I saw The Crucible at The Old Vic this week. It was – wow.
I’d seen the film, a long time ago now, but it didn’t really stay with me at all (no, not even Daniel Day Lewis), but this might. Generally when I’m at theatre I can process things as they go along, my brain keeping up with my emotions – but not in this.
Apparently nothing makes me more angry and frustrated right now than watching people unable to get the system to hear them. And so watching John Proctor, with Corey and Nurse, trying to argue their case against Rev. Hale and the judges in the court but not getting anywhere – not being allowed to get anywhere – had me ready to punch the walls.

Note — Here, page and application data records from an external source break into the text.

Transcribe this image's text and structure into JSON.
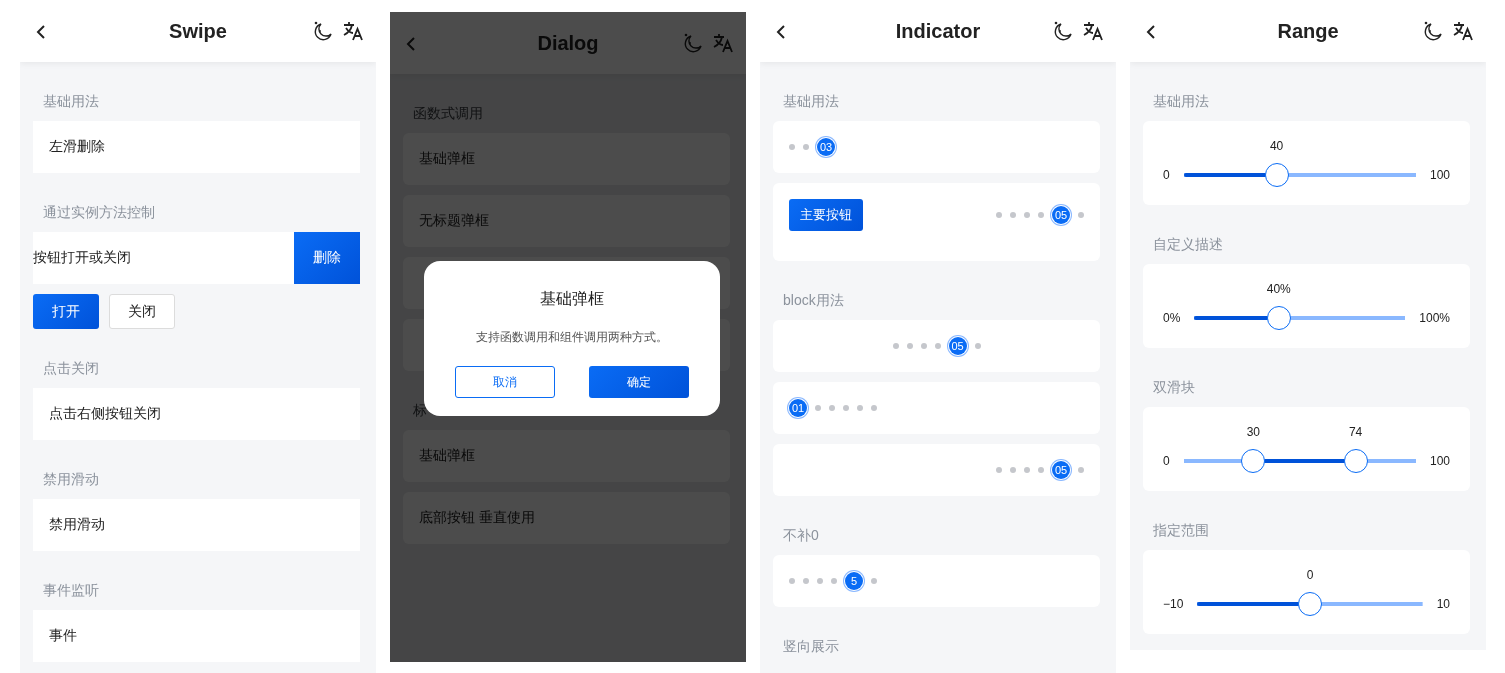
{
  "screens": [
    {
      "title": "Swipe",
      "sections": [
        {
          "title": "基础用法",
          "items": [
            {
              "kind": "cell",
              "text": "左滑删除"
            }
          ]
        },
        {
          "title": "通过实例方法控制",
          "items": [
            {
              "kind": "swipe",
              "text": "按钮打开或关闭",
              "action": "删除",
              "open": true
            },
            {
              "kind": "buttons",
              "buttons": [
                {
                  "label": "打开",
                  "kind": "primary"
                },
                {
                  "label": "关闭",
                  "kind": "default"
                }
              ]
            }
          ]
        },
        {
          "title": "点击关闭",
          "items": [
            {
              "kind": "cell",
              "text": "点击右侧按钮关闭"
            }
          ]
        },
        {
          "title": "禁用滑动",
          "items": [
            {
              "kind": "cell",
              "text": "禁用滑动"
            }
          ]
        },
        {
          "title": "事件监听",
          "items": [
            {
              "kind": "cell",
              "text": "事件"
            }
          ]
        }
      ]
    },
    {
      "title": "Dialog",
      "sections": [
        {
          "title": "函数式调用",
          "items": [
            {
              "kind": "cell",
              "text": "基础弹框"
            },
            {
              "kind": "cell",
              "text": "无标题弹框"
            },
            {
              "kind": "cell"
            },
            {
              "kind": "cell"
            }
          ]
        },
        {
          "title": "标",
          "items": [
            {
              "kind": "cell",
              "text": "基础弹框"
            },
            {
              "kind": "cell",
              "text": "底部按钮 垂直使用"
            }
          ]
        }
      ],
      "dialog": {
        "title": "基础弹框",
        "message": "支持函数调用和组件调用两种方式。",
        "buttons": [
          {
            "label": "取消",
            "kind": "outline"
          },
          {
            "label": "确定",
            "kind": "primary"
          }
        ]
      }
    },
    {
      "title": "Indicator",
      "sections": [
        {
          "title": "基础用法",
          "items": [
            {
              "kind": "indicator",
              "align_center": false,
              "align_right": false,
              "dots": [
                {
                  "selected": false
                },
                {
                  "selected": false
                },
                {
                  "selected": true,
                  "label": "03"
                }
              ]
            },
            {
              "kind": "indicator",
              "align_center": false,
              "align_right": true,
              "button": "主要按钮",
              "dots": [
                {
                  "selected": false
                },
                {
                  "selected": false
                },
                {
                  "selected": false
                },
                {
                  "selected": false
                },
                {
                  "selected": true,
                  "label": "05"
                },
                {
                  "selected": false
                }
              ]
            }
          ]
        },
        {
          "title": "block用法",
          "items": [
            {
              "kind": "indicator",
              "align_center": true,
              "align_right": false,
              "dots": [
                {
                  "selected": false
                },
                {
                  "selected": false
                },
                {
                  "selected": false
                },
                {
                  "selected": false
                },
                {
                  "selected": true,
                  "label": "05"
                },
                {
                  "selected": false
                }
              ]
            },
            {
              "kind": "indicator",
              "align_center": false,
              "align_right": false,
              "dots": [
                {
                  "selected": true,
                  "label": "01"
                },
                {
                  "selected": false
                },
                {
                  "selected": false
                },
                {
                  "selected": false
                },
                {
                  "selected": false
                },
                {
                  "selected": false
                }
              ]
            },
            {
              "kind": "indicator",
              "align_center": false,
              "align_right": true,
              "dots": [
                {
                  "selected": false
                },
                {
                  "selected": false
                },
                {
                  "selected": false
                },
                {
                  "selected": false
                },
                {
                  "selected": true,
                  "label": "05"
                },
                {
                  "selected": false
                }
              ]
            }
          ]
        },
        {
          "title": "不补0",
          "items": [
            {
              "kind": "indicator",
              "align_center": false,
              "align_right": false,
              "dots": [
                {
                  "selected": false
                },
                {
                  "selected": false
                },
                {
                  "selected": false
                },
                {
                  "selected": false
                },
                {
                  "selected": true,
                  "label": "5"
                },
                {
                  "selected": false
                }
              ]
            }
          ]
        },
        {
          "title": "竖向展示"
        }
      ]
    },
    {
      "title": "Range",
      "sections": [
        {
          "title": "基础用法",
          "items": [
            {
              "kind": "range",
              "min": "0",
              "max": "100",
              "thumbs": [
                {
                  "label": "40",
                  "level": 0.4
                }
              ]
            }
          ]
        },
        {
          "title": "自定义描述",
          "items": [
            {
              "kind": "range",
              "min": "0%",
              "max": "100%",
              "thumbs": [
                {
                  "label": "40%",
                  "level": 0.4
                }
              ]
            }
          ]
        },
        {
          "title": "双滑块",
          "items": [
            {
              "kind": "range",
              "min": "0",
              "max": "100",
              "thumbs": [
                {
                  "label": "30",
                  "level": 0.3
                },
                {
                  "label": "74",
                  "level": 0.74
                }
              ]
            }
          ]
        },
        {
          "title": "指定范围",
          "items": [
            {
              "kind": "range",
              "min": "−10",
              "max": "10",
              "thumbs": [
                {
                  "label": "0",
                  "level": 0.5
                }
              ]
            }
          ]
        }
      ]
    }
  ]
}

There was nowhere to go, no way to fight or argue, no place to channel the rage that rolls up against the rhetoric and religion of the court. The illogic of the court is so logical, their authority so certain, so unable to brook criticism lest the whole thing crumble that everything must burn instead…
Danforth: Now hear me, and beguile yourselves no more. I will not receive a single plea for pardon or postponement. Them that will not confess will hang. Twelve are already executed; the names of these seven are given out, and the village expects to see them die at dawn. Postponement, now, speaks a… a floundering on my part; reprieve or pardon must cast doubt upon the guilt of them that died till now
(The Crucible, Act II, Scene 3)
It drove me mad. (And that, of course, is the point of really good art, because chances are that unless I am extremely unfortunate I am extremely unlikely to ever be in such a situation myself – it could happen, I know, but the odds are in my favour against it – and therefore, something like The Crucible is necessary for empathy-related reasons: this is where I get to experience that frustration and powerlessness).
But, oddly, it drove me mad less because of the politics – because of course The Crucible when it was written was about the politics of America in the 1950s more than it was about the religion of New England in the 1690s – than because of the religion. And not because I felt the play was getting it wrong or being unfair to Christianity – but because it felt like it was getting it right.
That refusal to admit questioning of the recognised authority, however well earned that position of authority might originally have been; that refusal to admit to having gotten it wrong, however well-intentioned the desire not to weaken the body you’re a member of; that suffocating sense of conformity – on the young women of Salem, who from the very start are left with little option but double-down on their accusations in order to survive, and on Proctor, the heir of the non-conformists who left England to escape the conformity and authority of the Church of England only to find it inescapable. It all just felt familiar.
It felt like watching people who are seeking to hold you accountable – because you want to be accountable – also reserving the right to be your judges, because they have that authority. It felt like trying to stand in front of the system and arguing that it is all so much more complicated than the system will allow, that people are richer and deeper that this, that the world isn’t static. None of this was about any particular situation. It touched no raw nerve endings. But somewhere, deep inside, I felt it, and instinctively responded against it. And now it’s lodged in.
Is this what religion is? Maybe in the end it is. I don’t think it’s what faith is – but I worry it’s what it can become.